* PROBLEM TO SOLVE: Wherever a line in the records contains the word "title", return that line.

* DATA RECORDS:
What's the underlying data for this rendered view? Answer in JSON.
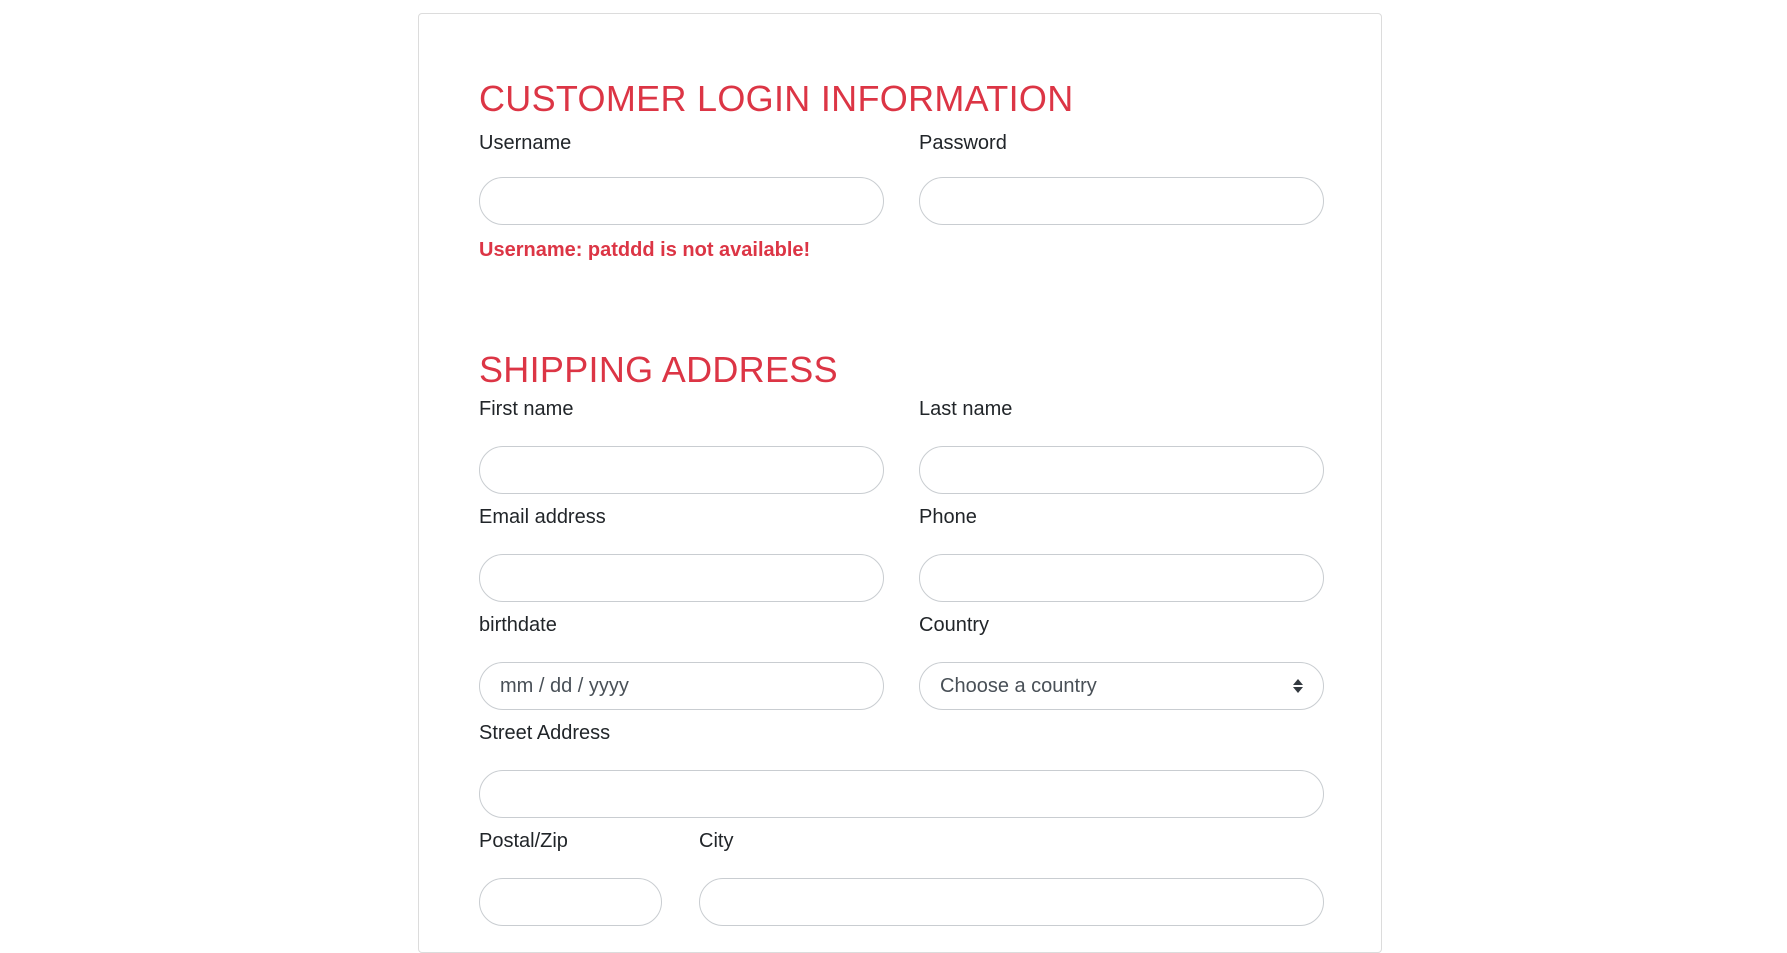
{
  "login": {
    "title": "CUSTOMER LOGIN INFORMATION",
    "username_label": "Username",
    "username_value": "",
    "password_label": "Password",
    "password_value": "",
    "username_error": "Username: patddd is not available!"
  },
  "shipping": {
    "title": "SHIPPING ADDRESS",
    "first_name_label": "First name",
    "last_name_label": "Last name",
    "email_label": "Email address",
    "phone_label": "Phone",
    "birthdate_label": "birthdate",
    "birthdate_placeholder": "mm / dd / yyyy",
    "country_label": "Country",
    "country_selected": "Choose a country",
    "street_label": "Street Address",
    "postal_label": "Postal/Zip",
    "city_label": "City"
  },
  "colors": {
    "accent": "#dc3545",
    "border": "#c9cdd1"
  },
  "icons": {
    "country_select": "sort-arrows-icon"
  }
}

* OUTPUT FOR THIS TASK:
    "title": "CUSTOMER LOGIN INFORMATION",
    "title": "SHIPPING ADDRESS",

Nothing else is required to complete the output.